Given information
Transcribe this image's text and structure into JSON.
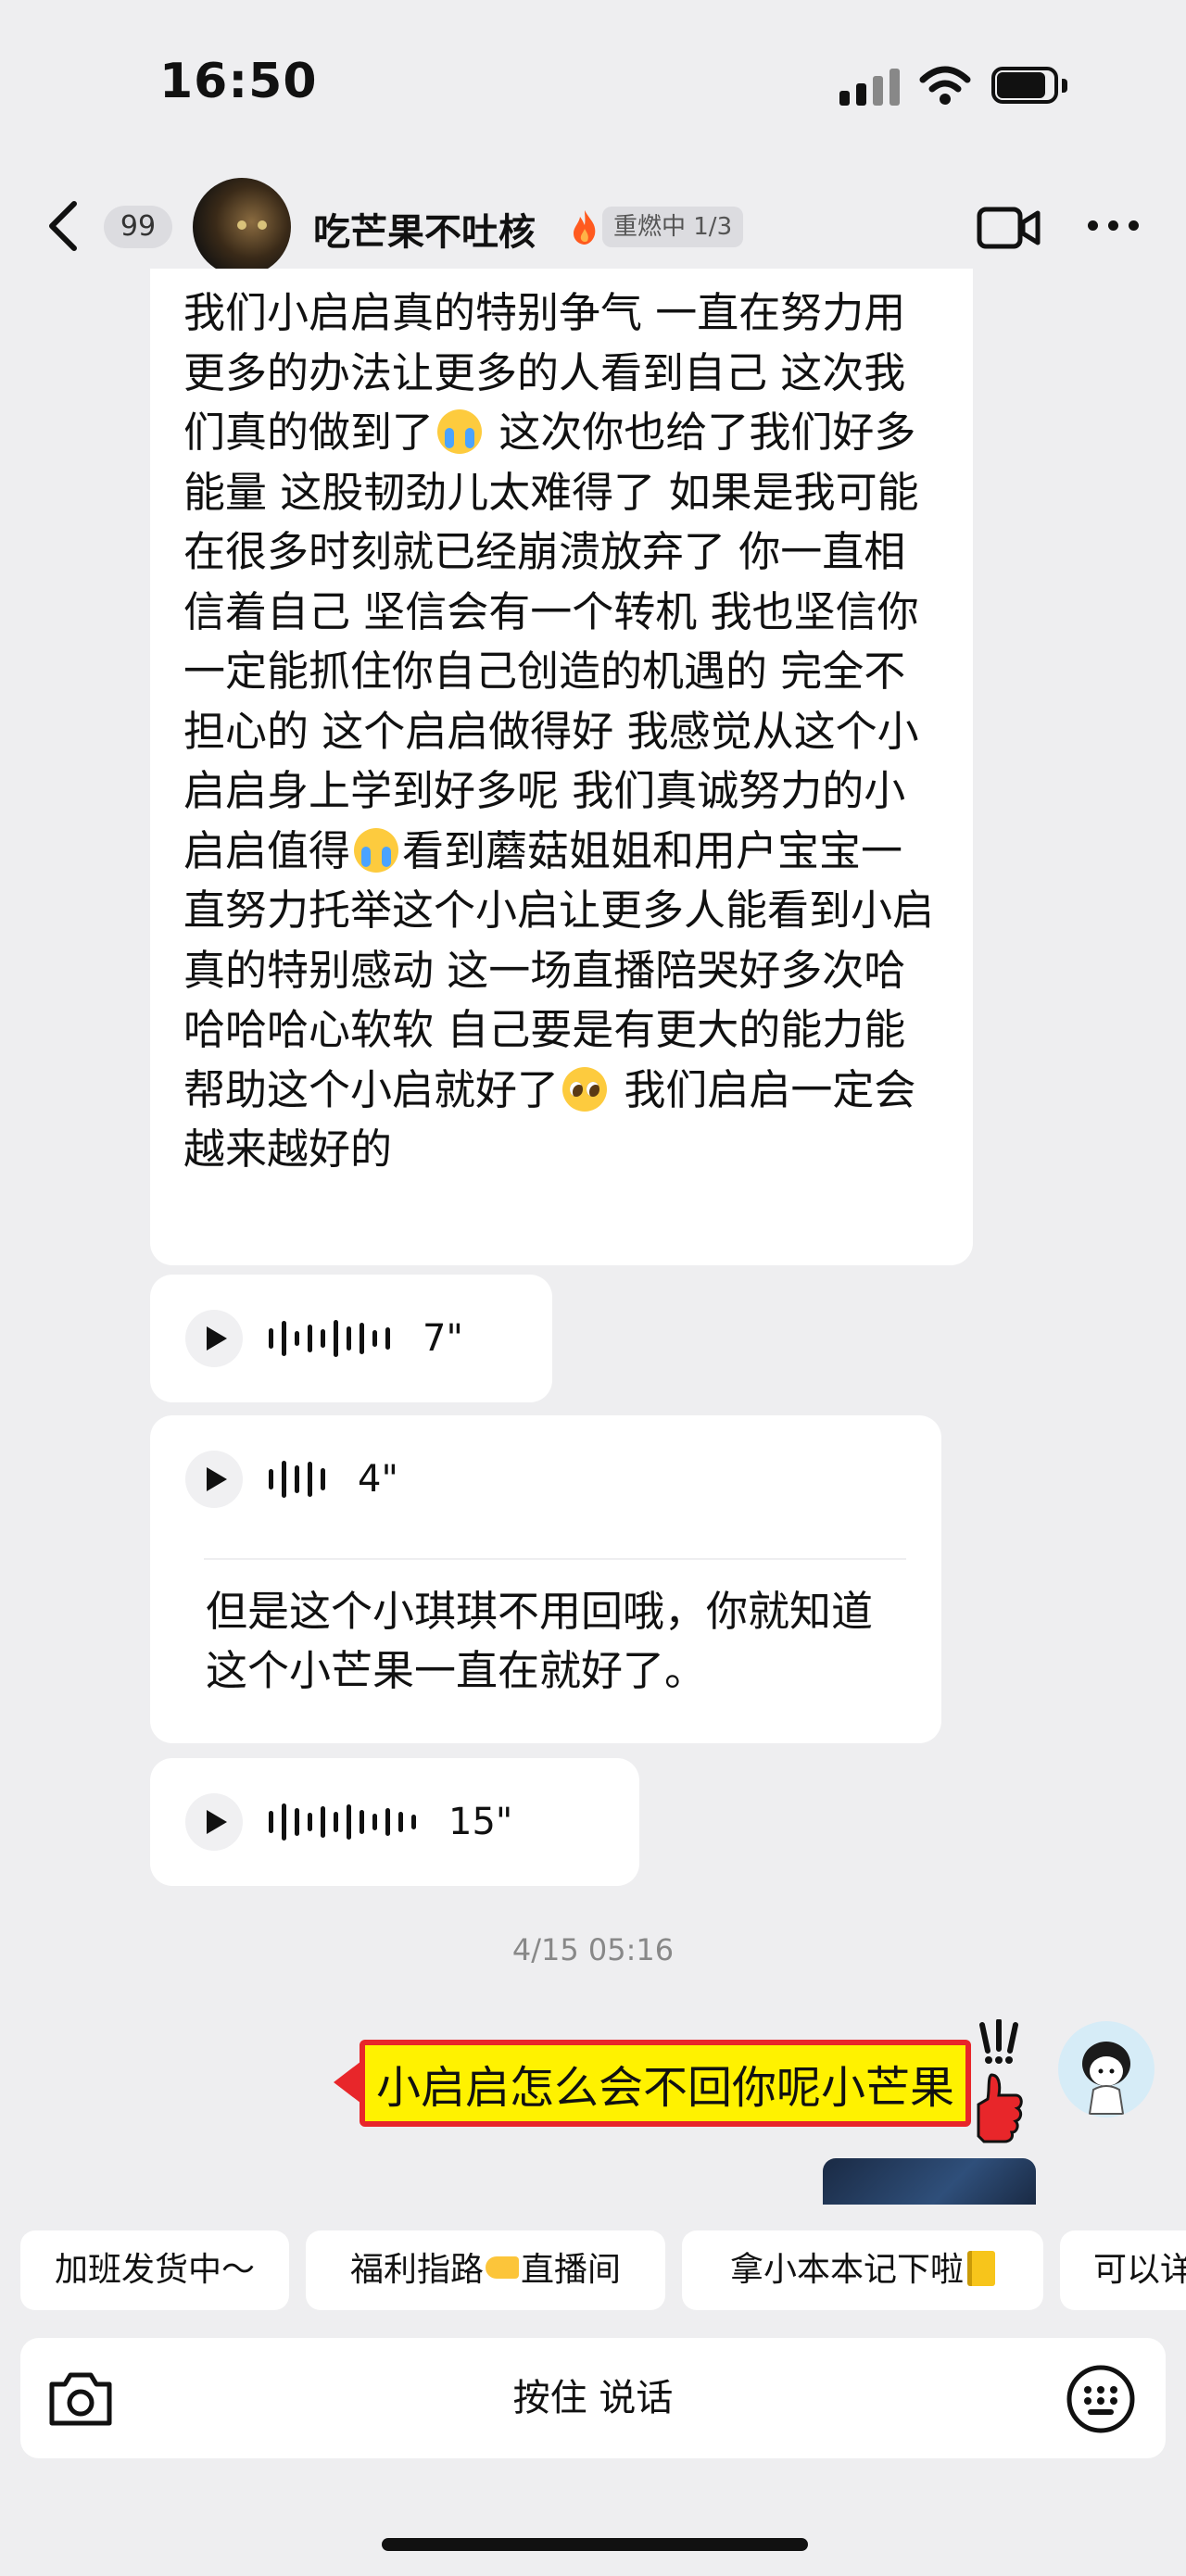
{
  "status_bar": {
    "time": "16:50"
  },
  "header": {
    "unread_count": "99",
    "chat_name": "吃芒果不吐核",
    "streak_label": "重燃中 1/3"
  },
  "messages": {
    "long_text_parts": [
      "我们小启启真的特别争气 一直在努力用更多的办法让更多的人看到自己 这次我们真的做到了",
      " 这次你也给了我们好多能量 这股韧劲儿太难得了 如果是我可能在很多时刻就已经崩溃放弃了 你一直相信着自己 坚信会有一个转机 我也坚信你一定能抓住你自己创造的机遇的 完全不担心的 这个启启做得好 我感觉从这个小启启身上学到好多呢 我们真诚努力的小启启值得",
      "看到蘑菇姐姐和用户宝宝一直努力托举这个小启让更多人能看到小启真的特别感动 这一场直播陪哭好多次哈哈哈哈心软软 自己要是有更大的能力能帮助这个小启就好了",
      " 我们启启一定会越来越好的"
    ],
    "voice_1": {
      "duration": "7\""
    },
    "voice_2": {
      "duration": "4\"",
      "transcript": "但是这个小琪琪不用回哦，你就知道这个小芒果一直在就好了。"
    },
    "voice_3": {
      "duration": "15\""
    },
    "timestamp": "4/15 05:16",
    "sticker_text": "小启启怎么会不回你呢小芒果"
  },
  "quick_replies": [
    {
      "text": "加班发货中～"
    },
    {
      "text_before": "福利指路",
      "text_after": "直播间"
    },
    {
      "text": "拿小本本记下啦"
    },
    {
      "text": "可以详"
    }
  ],
  "input_bar": {
    "hold_to_talk": "按住 说话"
  },
  "colors": {
    "background": "#eeeef0",
    "bubble": "#ffffff",
    "sticker_yellow": "#fff200",
    "sticker_red": "#e8262a"
  },
  "icons": [
    "back-icon",
    "flame-icon",
    "video-call-icon",
    "more-icon",
    "play-icon",
    "camera-icon",
    "emoji-panel-icon"
  ]
}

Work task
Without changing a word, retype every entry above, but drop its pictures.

Result below
Transcribe this image's text and structure into JSON.
{
  "status_bar": {
    "time": "16:50"
  },
  "header": {
    "unread_count": "99",
    "chat_name": "吃芒果不吐核",
    "streak_label": "重燃中 1/3"
  },
  "messages": {
    "long_text_parts": [
      "我们小启启真的特别争气 一直在努力用更多的办法让更多的人看到自己 这次我们真的做到了",
      " 这次你也给了我们好多能量 这股韧劲儿太难得了 如果是我可能在很多时刻就已经崩溃放弃了 你一直相信着自己 坚信会有一个转机 我也坚信你一定能抓住你自己创造的机遇的 完全不担心的 这个启启做得好 我感觉从这个小启启身上学到好多呢 我们真诚努力的小启启值得",
      "看到蘑菇姐姐和用户宝宝一直努力托举这个小启让更多人能看到小启真的特别感动 这一场直播陪哭好多次哈哈哈哈心软软 自己要是有更大的能力能帮助这个小启就好了",
      " 我们启启一定会越来越好的"
    ],
    "voice_1": {
      "duration": "7\""
    },
    "voice_2": {
      "duration": "4\"",
      "transcript": "但是这个小琪琪不用回哦，你就知道这个小芒果一直在就好了。"
    },
    "voice_3": {
      "duration": "15\""
    },
    "timestamp": "4/15 05:16",
    "sticker_text": "小启启怎么会不回你呢小芒果"
  },
  "quick_replies": [
    {
      "text": "加班发货中～"
    },
    {
      "text_before": "福利指路",
      "text_after": "直播间"
    },
    {
      "text": "拿小本本记下啦"
    },
    {
      "text": "可以详"
    }
  ],
  "input_bar": {
    "hold_to_talk": "按住 说话"
  },
  "colors": {
    "background": "#eeeef0",
    "bubble": "#ffffff",
    "sticker_yellow": "#fff200",
    "sticker_red": "#e8262a"
  },
  "icons": [
    "back-icon",
    "flame-icon",
    "video-call-icon",
    "more-icon",
    "play-icon",
    "camera-icon",
    "emoji-panel-icon"
  ]
}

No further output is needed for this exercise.